━━━━━ Records supplied ━━━━━
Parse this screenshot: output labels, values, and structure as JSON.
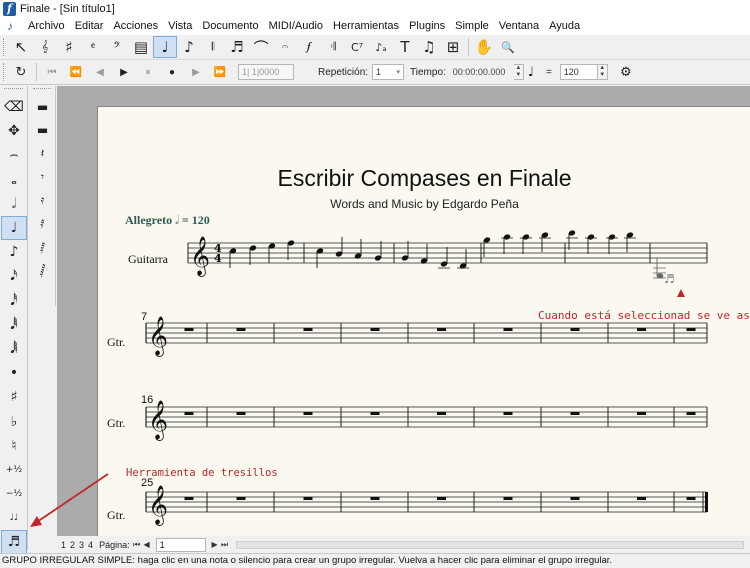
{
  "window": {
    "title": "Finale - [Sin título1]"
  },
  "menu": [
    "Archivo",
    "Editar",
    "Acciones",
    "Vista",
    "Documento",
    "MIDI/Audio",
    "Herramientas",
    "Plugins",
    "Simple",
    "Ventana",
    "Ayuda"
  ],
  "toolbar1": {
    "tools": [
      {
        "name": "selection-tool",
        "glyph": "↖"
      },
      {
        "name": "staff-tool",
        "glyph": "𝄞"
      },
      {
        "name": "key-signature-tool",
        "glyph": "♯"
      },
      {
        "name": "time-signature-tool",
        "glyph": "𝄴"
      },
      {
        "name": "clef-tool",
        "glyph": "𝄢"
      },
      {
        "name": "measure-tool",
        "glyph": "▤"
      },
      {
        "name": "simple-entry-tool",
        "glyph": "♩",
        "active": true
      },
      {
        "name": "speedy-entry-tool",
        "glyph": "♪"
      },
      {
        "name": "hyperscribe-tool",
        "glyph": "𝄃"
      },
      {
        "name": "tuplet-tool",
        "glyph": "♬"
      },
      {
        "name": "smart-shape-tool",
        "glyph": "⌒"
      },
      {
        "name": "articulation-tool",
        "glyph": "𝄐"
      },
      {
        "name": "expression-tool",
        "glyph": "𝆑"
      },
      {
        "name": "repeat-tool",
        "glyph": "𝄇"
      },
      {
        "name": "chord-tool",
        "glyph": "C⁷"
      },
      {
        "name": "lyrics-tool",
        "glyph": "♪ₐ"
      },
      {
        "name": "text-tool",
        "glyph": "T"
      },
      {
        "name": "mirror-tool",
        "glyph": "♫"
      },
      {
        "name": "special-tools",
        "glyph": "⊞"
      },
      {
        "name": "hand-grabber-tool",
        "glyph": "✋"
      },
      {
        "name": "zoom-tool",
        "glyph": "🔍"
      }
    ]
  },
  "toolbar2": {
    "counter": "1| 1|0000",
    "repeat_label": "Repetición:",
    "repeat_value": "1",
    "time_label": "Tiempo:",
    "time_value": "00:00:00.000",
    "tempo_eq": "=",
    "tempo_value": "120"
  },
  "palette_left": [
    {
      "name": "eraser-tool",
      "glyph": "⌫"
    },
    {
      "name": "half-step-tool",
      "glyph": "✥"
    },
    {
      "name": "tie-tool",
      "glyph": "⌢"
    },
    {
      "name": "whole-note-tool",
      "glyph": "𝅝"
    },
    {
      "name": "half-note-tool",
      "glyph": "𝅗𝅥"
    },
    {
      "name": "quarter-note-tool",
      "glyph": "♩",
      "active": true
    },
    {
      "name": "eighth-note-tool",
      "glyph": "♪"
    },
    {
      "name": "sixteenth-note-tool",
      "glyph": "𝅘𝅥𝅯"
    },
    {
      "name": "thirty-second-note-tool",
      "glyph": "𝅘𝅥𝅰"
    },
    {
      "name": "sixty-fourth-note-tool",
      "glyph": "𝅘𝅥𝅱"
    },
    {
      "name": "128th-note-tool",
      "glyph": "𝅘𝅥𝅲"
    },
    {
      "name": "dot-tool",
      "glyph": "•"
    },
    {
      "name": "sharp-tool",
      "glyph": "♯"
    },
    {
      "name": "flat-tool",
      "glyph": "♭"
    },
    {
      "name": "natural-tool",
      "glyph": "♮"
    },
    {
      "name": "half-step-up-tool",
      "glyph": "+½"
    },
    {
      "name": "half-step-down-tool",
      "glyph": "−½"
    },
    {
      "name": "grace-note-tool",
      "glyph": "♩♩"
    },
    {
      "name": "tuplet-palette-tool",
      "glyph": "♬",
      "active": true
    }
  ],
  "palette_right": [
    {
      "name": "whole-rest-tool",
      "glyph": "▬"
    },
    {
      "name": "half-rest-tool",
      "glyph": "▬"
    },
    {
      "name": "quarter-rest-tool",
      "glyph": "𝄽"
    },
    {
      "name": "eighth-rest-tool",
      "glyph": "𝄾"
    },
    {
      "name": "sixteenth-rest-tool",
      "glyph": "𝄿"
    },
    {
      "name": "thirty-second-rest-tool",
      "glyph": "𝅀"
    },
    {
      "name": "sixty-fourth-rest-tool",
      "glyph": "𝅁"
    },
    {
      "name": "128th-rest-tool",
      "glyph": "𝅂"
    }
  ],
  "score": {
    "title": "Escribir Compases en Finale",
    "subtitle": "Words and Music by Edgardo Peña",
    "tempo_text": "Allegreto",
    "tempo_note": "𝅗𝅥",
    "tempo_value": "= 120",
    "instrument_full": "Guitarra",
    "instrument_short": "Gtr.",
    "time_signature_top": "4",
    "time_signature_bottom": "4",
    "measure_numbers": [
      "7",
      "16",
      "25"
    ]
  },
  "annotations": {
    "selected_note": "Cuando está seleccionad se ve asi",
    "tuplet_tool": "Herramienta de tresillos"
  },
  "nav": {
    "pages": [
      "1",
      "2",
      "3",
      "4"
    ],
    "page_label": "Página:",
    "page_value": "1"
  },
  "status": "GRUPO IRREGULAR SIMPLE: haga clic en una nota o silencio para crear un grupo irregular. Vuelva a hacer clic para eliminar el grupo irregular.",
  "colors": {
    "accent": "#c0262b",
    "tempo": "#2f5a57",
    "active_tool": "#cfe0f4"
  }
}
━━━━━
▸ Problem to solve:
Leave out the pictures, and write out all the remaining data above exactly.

▸ Answer space:
Parse this screenshot: output labels, values, and structure as JSON.
{
  "window": {
    "title": "Finale - [Sin título1]"
  },
  "menu": [
    "Archivo",
    "Editar",
    "Acciones",
    "Vista",
    "Documento",
    "MIDI/Audio",
    "Herramientas",
    "Plugins",
    "Simple",
    "Ventana",
    "Ayuda"
  ],
  "toolbar1": {
    "tools": [
      {
        "name": "selection-tool",
        "glyph": "↖"
      },
      {
        "name": "staff-tool",
        "glyph": "𝄞"
      },
      {
        "name": "key-signature-tool",
        "glyph": "♯"
      },
      {
        "name": "time-signature-tool",
        "glyph": "𝄴"
      },
      {
        "name": "clef-tool",
        "glyph": "𝄢"
      },
      {
        "name": "measure-tool",
        "glyph": "▤"
      },
      {
        "name": "simple-entry-tool",
        "glyph": "♩",
        "active": true
      },
      {
        "name": "speedy-entry-tool",
        "glyph": "♪"
      },
      {
        "name": "hyperscribe-tool",
        "glyph": "𝄃"
      },
      {
        "name": "tuplet-tool",
        "glyph": "♬"
      },
      {
        "name": "smart-shape-tool",
        "glyph": "⌒"
      },
      {
        "name": "articulation-tool",
        "glyph": "𝄐"
      },
      {
        "name": "expression-tool",
        "glyph": "𝆑"
      },
      {
        "name": "repeat-tool",
        "glyph": "𝄇"
      },
      {
        "name": "chord-tool",
        "glyph": "C⁷"
      },
      {
        "name": "lyrics-tool",
        "glyph": "♪ₐ"
      },
      {
        "name": "text-tool",
        "glyph": "T"
      },
      {
        "name": "mirror-tool",
        "glyph": "♫"
      },
      {
        "name": "special-tools",
        "glyph": "⊞"
      },
      {
        "name": "hand-grabber-tool",
        "glyph": "✋"
      },
      {
        "name": "zoom-tool",
        "glyph": "🔍"
      }
    ]
  },
  "toolbar2": {
    "counter": "1| 1|0000",
    "repeat_label": "Repetición:",
    "repeat_value": "1",
    "time_label": "Tiempo:",
    "time_value": "00:00:00.000",
    "tempo_eq": "=",
    "tempo_value": "120"
  },
  "palette_left": [
    {
      "name": "eraser-tool",
      "glyph": "⌫"
    },
    {
      "name": "half-step-tool",
      "glyph": "✥"
    },
    {
      "name": "tie-tool",
      "glyph": "⌢"
    },
    {
      "name": "whole-note-tool",
      "glyph": "𝅝"
    },
    {
      "name": "half-note-tool",
      "glyph": "𝅗𝅥"
    },
    {
      "name": "quarter-note-tool",
      "glyph": "♩",
      "active": true
    },
    {
      "name": "eighth-note-tool",
      "glyph": "♪"
    },
    {
      "name": "sixteenth-note-tool",
      "glyph": "𝅘𝅥𝅯"
    },
    {
      "name": "thirty-second-note-tool",
      "glyph": "𝅘𝅥𝅰"
    },
    {
      "name": "sixty-fourth-note-tool",
      "glyph": "𝅘𝅥𝅱"
    },
    {
      "name": "128th-note-tool",
      "glyph": "𝅘𝅥𝅲"
    },
    {
      "name": "dot-tool",
      "glyph": "•"
    },
    {
      "name": "sharp-tool",
      "glyph": "♯"
    },
    {
      "name": "flat-tool",
      "glyph": "♭"
    },
    {
      "name": "natural-tool",
      "glyph": "♮"
    },
    {
      "name": "half-step-up-tool",
      "glyph": "+½"
    },
    {
      "name": "half-step-down-tool",
      "glyph": "−½"
    },
    {
      "name": "grace-note-tool",
      "glyph": "♩♩"
    },
    {
      "name": "tuplet-palette-tool",
      "glyph": "♬",
      "active": true
    }
  ],
  "palette_right": [
    {
      "name": "whole-rest-tool",
      "glyph": "▬"
    },
    {
      "name": "half-rest-tool",
      "glyph": "▬"
    },
    {
      "name": "quarter-rest-tool",
      "glyph": "𝄽"
    },
    {
      "name": "eighth-rest-tool",
      "glyph": "𝄾"
    },
    {
      "name": "sixteenth-rest-tool",
      "glyph": "𝄿"
    },
    {
      "name": "thirty-second-rest-tool",
      "glyph": "𝅀"
    },
    {
      "name": "sixty-fourth-rest-tool",
      "glyph": "𝅁"
    },
    {
      "name": "128th-rest-tool",
      "glyph": "𝅂"
    }
  ],
  "score": {
    "title": "Escribir Compases en Finale",
    "subtitle": "Words and Music by Edgardo Peña",
    "tempo_text": "Allegreto",
    "tempo_note": "𝅗𝅥",
    "tempo_value": "= 120",
    "instrument_full": "Guitarra",
    "instrument_short": "Gtr.",
    "time_signature_top": "4",
    "time_signature_bottom": "4",
    "measure_numbers": [
      "7",
      "16",
      "25"
    ]
  },
  "annotations": {
    "selected_note": "Cuando está seleccionad se ve asi",
    "tuplet_tool": "Herramienta de tresillos"
  },
  "nav": {
    "pages": [
      "1",
      "2",
      "3",
      "4"
    ],
    "page_label": "Página:",
    "page_value": "1"
  },
  "status": "GRUPO IRREGULAR SIMPLE: haga clic en una nota o silencio para crear un grupo irregular. Vuelva a hacer clic para eliminar el grupo irregular.",
  "colors": {
    "accent": "#c0262b",
    "tempo": "#2f5a57",
    "active_tool": "#cfe0f4"
  }
}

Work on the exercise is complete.